→ **Exercise brief**
Copy each line of the data below in which the word "Ctrl" can be found.

→ **Records shown**
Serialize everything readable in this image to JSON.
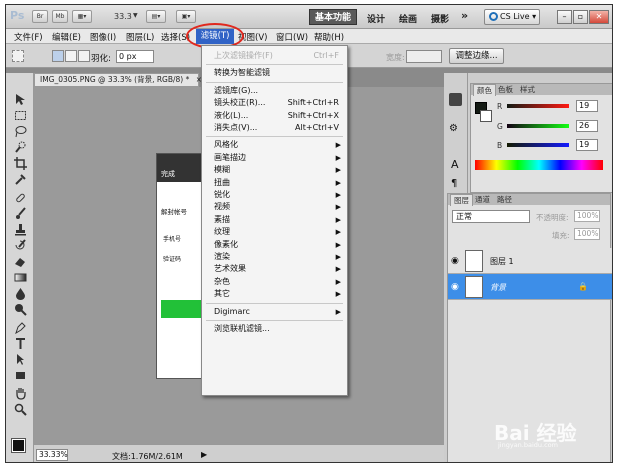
{
  "app_bar": {
    "logo": "Ps",
    "btn_br": "Br",
    "btn_mb": "Mb",
    "zoom": "33.3",
    "workspace_active": "基本功能",
    "workspaces": [
      "设计",
      "绘画",
      "摄影"
    ],
    "more": "»",
    "cs_live": "CS Live"
  },
  "menu_bar": {
    "items": [
      "文件(F)",
      "编辑(E)",
      "图像(I)",
      "图层(L)",
      "选择(S)",
      "滤镜(T)",
      "视图(V)",
      "窗口(W)",
      "帮助(H)"
    ],
    "active": "滤镜(T)"
  },
  "options_bar": {
    "feather_label": "羽化:",
    "feather_value": "0 px",
    "width_label": "宽度:",
    "adjust_edge": "调整边缘..."
  },
  "document": {
    "tab_title": "IMG_0305.PNG @ 33.3% (背景, RGB/8) *",
    "content_lines": [
      "完成",
      "解封帐号",
      "手机号",
      "验证码"
    ],
    "status_zoom": "33.33%",
    "status_doc": "文档:1.76M/2.61M"
  },
  "filter_menu": {
    "items": [
      {
        "label": "上次滤镜操作(F)",
        "shortcut": "Ctrl+F",
        "disabled": true
      },
      {
        "sep": true
      },
      {
        "label": "转换为智能滤镜"
      },
      {
        "sep": true
      },
      {
        "label": "滤镜库(G)..."
      },
      {
        "label": "镜头校正(R)...",
        "shortcut": "Shift+Ctrl+R"
      },
      {
        "label": "液化(L)...",
        "shortcut": "Shift+Ctrl+X"
      },
      {
        "label": "消失点(V)...",
        "shortcut": "Alt+Ctrl+V"
      },
      {
        "sep": true
      },
      {
        "label": "风格化",
        "submenu": true
      },
      {
        "label": "画笔描边",
        "submenu": true
      },
      {
        "label": "模糊",
        "submenu": true
      },
      {
        "label": "扭曲",
        "submenu": true
      },
      {
        "label": "锐化",
        "submenu": true
      },
      {
        "label": "视频",
        "submenu": true
      },
      {
        "label": "素描",
        "submenu": true
      },
      {
        "label": "纹理",
        "submenu": true
      },
      {
        "label": "像素化",
        "submenu": true
      },
      {
        "label": "渲染",
        "submenu": true
      },
      {
        "label": "艺术效果",
        "submenu": true
      },
      {
        "label": "杂色",
        "submenu": true
      },
      {
        "label": "其它",
        "submenu": true
      },
      {
        "sep": true
      },
      {
        "label": "Digimarc",
        "submenu": true
      },
      {
        "sep": true
      },
      {
        "label": "浏览联机滤镜..."
      }
    ]
  },
  "color_panel": {
    "tabs": [
      "颜色",
      "色板",
      "样式"
    ],
    "r": "19",
    "g": "26",
    "b": "19"
  },
  "layers_panel": {
    "tabs": [
      "图层",
      "通道",
      "路径"
    ],
    "blend_mode": "正常",
    "opacity_label": "不透明度:",
    "opacity": "100%",
    "fill_label": "填充:",
    "fill": "100%",
    "layers": [
      {
        "name": "图层 1",
        "selected": false
      },
      {
        "name": "背景",
        "selected": true
      }
    ]
  },
  "watermark": {
    "main": "Bai 经验",
    "sub": "jingyan.baidu.com"
  },
  "colors": {
    "menu_highlight": "#3163c6",
    "layer_selected": "#3d8ee8",
    "annotation_ring": "#e0281e"
  }
}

→ **The answer**
        "shortcut": "Ctrl+F",
        "shortcut": "Shift+Ctrl+R"
        "shortcut": "Shift+Ctrl+X"
        "shortcut": "Alt+Ctrl+V"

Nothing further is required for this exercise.